* Action item *
Work through the records that follow and return each line containing the word "aConcreteBuilder".

* Record set *
BEGIN
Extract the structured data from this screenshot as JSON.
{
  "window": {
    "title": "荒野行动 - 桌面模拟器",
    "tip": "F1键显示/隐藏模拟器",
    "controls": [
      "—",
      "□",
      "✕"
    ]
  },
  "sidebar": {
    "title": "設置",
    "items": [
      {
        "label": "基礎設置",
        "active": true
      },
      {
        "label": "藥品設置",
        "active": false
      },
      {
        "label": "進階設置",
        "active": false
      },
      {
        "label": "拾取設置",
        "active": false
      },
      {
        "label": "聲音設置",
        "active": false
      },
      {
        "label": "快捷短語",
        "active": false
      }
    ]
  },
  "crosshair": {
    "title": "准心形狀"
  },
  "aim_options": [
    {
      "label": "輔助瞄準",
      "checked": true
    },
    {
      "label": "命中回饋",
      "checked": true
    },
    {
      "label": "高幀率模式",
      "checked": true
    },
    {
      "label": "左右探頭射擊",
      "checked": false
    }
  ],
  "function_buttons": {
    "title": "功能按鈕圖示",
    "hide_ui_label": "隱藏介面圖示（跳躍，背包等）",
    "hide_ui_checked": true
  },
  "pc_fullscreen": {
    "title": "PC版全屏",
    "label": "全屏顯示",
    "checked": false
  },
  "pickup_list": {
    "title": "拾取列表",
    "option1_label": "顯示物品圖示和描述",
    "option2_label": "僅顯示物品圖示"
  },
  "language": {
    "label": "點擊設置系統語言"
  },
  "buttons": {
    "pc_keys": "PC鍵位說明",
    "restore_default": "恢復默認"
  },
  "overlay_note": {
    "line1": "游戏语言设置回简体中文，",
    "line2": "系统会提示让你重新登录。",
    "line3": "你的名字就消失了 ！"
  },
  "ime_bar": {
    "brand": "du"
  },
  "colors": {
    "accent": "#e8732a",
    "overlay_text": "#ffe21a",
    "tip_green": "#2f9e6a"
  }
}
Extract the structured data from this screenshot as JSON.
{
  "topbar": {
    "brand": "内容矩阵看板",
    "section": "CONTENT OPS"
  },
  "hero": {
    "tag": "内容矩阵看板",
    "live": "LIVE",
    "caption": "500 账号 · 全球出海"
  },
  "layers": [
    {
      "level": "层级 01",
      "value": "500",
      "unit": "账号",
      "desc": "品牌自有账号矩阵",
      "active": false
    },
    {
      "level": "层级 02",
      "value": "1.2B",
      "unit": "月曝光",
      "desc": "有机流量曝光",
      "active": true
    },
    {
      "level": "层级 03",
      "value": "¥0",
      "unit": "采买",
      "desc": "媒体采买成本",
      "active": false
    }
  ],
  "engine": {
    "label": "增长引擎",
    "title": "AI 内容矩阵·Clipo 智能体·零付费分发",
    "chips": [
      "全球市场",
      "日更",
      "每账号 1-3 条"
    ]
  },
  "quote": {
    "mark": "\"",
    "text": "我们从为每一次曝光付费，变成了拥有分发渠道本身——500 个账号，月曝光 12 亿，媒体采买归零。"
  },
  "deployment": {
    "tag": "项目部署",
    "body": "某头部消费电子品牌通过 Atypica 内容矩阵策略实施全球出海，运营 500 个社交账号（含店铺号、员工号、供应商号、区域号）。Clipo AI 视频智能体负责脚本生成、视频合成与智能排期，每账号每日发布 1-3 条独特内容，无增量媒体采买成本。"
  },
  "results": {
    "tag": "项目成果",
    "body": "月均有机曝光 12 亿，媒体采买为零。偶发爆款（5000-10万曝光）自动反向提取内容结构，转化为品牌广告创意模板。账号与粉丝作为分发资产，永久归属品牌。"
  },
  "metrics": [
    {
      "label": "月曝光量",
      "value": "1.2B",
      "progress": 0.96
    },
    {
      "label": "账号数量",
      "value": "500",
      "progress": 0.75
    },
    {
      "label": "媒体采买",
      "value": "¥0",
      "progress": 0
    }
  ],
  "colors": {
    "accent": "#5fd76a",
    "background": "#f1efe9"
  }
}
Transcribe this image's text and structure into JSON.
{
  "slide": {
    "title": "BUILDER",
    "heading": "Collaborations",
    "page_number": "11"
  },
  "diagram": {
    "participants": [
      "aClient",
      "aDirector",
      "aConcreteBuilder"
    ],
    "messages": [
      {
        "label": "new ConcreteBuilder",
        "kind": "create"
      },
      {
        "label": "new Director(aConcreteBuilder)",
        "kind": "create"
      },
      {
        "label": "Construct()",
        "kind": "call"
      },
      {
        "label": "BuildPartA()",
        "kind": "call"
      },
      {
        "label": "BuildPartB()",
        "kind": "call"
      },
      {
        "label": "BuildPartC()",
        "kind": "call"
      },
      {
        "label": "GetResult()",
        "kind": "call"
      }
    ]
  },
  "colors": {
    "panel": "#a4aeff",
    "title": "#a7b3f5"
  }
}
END
* Task output *
      "aConcreteBuilder"
        "label": "new Director(aConcreteBuilder)",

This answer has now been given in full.